Interface dataset entries:

■ ■ ■ ■ ■

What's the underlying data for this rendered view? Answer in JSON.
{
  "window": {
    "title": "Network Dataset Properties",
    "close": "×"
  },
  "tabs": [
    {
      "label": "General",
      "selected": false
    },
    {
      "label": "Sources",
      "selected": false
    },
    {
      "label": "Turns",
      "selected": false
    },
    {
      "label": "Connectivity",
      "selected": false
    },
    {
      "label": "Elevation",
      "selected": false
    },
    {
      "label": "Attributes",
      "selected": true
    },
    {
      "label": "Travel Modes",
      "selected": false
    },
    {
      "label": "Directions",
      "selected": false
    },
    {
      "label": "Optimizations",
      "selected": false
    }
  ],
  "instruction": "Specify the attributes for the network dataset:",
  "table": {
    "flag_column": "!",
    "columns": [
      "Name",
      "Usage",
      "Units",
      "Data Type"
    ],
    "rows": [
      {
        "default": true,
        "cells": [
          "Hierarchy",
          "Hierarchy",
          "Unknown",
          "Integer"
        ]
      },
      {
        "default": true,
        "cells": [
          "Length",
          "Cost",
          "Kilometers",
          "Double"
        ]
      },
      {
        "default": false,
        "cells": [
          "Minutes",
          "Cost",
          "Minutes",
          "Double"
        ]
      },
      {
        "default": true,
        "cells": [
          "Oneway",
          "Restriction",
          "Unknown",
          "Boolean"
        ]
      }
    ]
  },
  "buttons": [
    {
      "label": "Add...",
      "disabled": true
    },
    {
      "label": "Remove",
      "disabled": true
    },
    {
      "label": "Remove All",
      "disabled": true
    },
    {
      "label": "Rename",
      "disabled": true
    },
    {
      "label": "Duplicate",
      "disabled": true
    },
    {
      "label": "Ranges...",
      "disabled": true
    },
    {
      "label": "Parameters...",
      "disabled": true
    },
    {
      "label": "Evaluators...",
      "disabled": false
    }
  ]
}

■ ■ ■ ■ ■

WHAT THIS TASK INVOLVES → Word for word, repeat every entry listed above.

OUTPUT →
What's the underlying data for this rendered view? Answer in JSON.
{
  "window": {
    "title": "Network Dataset Properties",
    "close": "×"
  },
  "tabs": [
    {
      "label": "General",
      "selected": false
    },
    {
      "label": "Sources",
      "selected": false
    },
    {
      "label": "Turns",
      "selected": false
    },
    {
      "label": "Connectivity",
      "selected": false
    },
    {
      "label": "Elevation",
      "selected": false
    },
    {
      "label": "Attributes",
      "selected": true
    },
    {
      "label": "Travel Modes",
      "selected": false
    },
    {
      "label": "Directions",
      "selected": false
    },
    {
      "label": "Optimizations",
      "selected": false
    }
  ],
  "instruction": "Specify the attributes for the network dataset:",
  "table": {
    "flag_column": "!",
    "columns": [
      "Name",
      "Usage",
      "Units",
      "Data Type"
    ],
    "rows": [
      {
        "default": true,
        "cells": [
          "Hierarchy",
          "Hierarchy",
          "Unknown",
          "Integer"
        ]
      },
      {
        "default": true,
        "cells": [
          "Length",
          "Cost",
          "Kilometers",
          "Double"
        ]
      },
      {
        "default": false,
        "cells": [
          "Minutes",
          "Cost",
          "Minutes",
          "Double"
        ]
      },
      {
        "default": true,
        "cells": [
          "Oneway",
          "Restriction",
          "Unknown",
          "Boolean"
        ]
      }
    ]
  },
  "buttons": [
    {
      "label": "Add...",
      "disabled": true
    },
    {
      "label": "Remove",
      "disabled": true
    },
    {
      "label": "Remove All",
      "disabled": true
    },
    {
      "label": "Rename",
      "disabled": true
    },
    {
      "label": "Duplicate",
      "disabled": true
    },
    {
      "label": "Ranges...",
      "disabled": true
    },
    {
      "label": "Parameters...",
      "disabled": true
    },
    {
      "label": "Evaluators...",
      "disabled": false
    }
  ]
}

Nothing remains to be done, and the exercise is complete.